ABOUT THIS EXERCISE —
Return all of the listing word for word; the pictures stay out.
AVAILABLE RECORDS Block Start
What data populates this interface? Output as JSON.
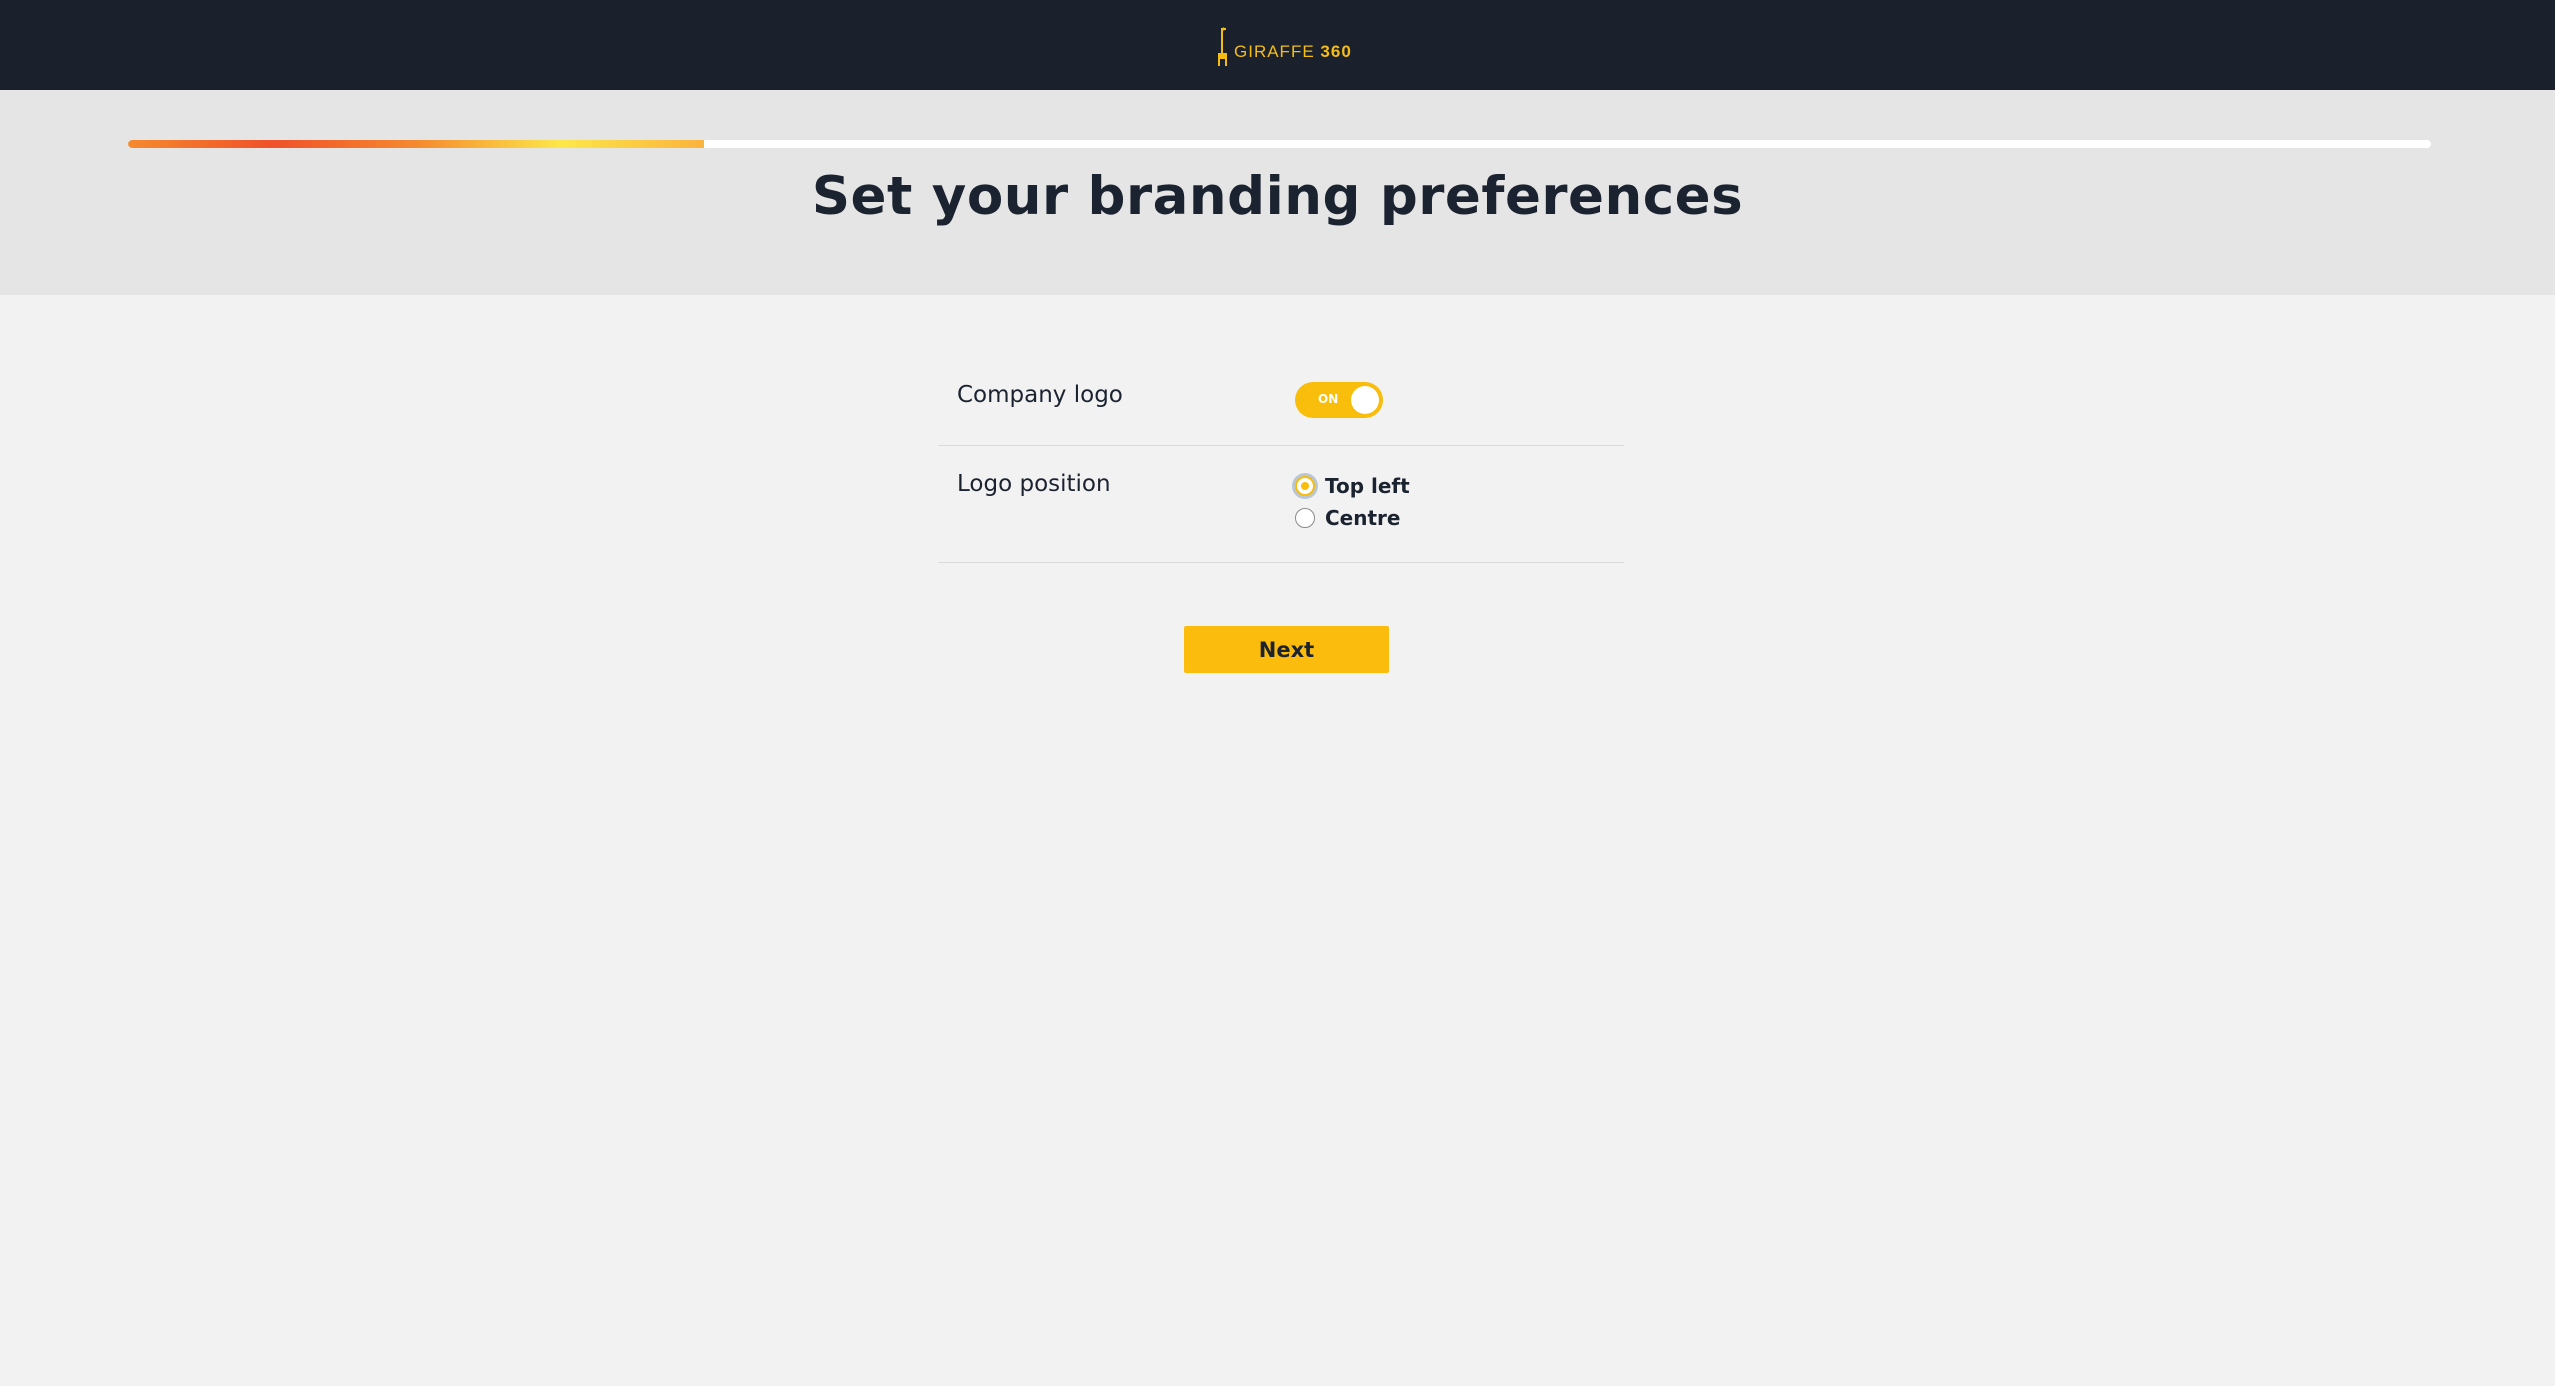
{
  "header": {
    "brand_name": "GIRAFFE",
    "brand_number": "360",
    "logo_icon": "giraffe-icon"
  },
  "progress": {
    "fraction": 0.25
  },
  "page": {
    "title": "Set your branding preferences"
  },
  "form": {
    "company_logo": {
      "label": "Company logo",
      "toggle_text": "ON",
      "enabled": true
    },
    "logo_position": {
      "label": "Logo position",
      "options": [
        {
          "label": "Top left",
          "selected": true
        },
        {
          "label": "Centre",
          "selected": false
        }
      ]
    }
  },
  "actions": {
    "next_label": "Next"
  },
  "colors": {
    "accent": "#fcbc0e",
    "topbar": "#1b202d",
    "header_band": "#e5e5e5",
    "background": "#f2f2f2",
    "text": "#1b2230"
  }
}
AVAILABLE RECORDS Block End
RESPONSE —
What data populates this interface? Output as JSON.
{
  "header": {
    "brand_name": "GIRAFFE",
    "brand_number": "360",
    "logo_icon": "giraffe-icon"
  },
  "progress": {
    "fraction": 0.25
  },
  "page": {
    "title": "Set your branding preferences"
  },
  "form": {
    "company_logo": {
      "label": "Company logo",
      "toggle_text": "ON",
      "enabled": true
    },
    "logo_position": {
      "label": "Logo position",
      "options": [
        {
          "label": "Top left",
          "selected": true
        },
        {
          "label": "Centre",
          "selected": false
        }
      ]
    }
  },
  "actions": {
    "next_label": "Next"
  },
  "colors": {
    "accent": "#fcbc0e",
    "topbar": "#1b202d",
    "header_band": "#e5e5e5",
    "background": "#f2f2f2",
    "text": "#1b2230"
  }
}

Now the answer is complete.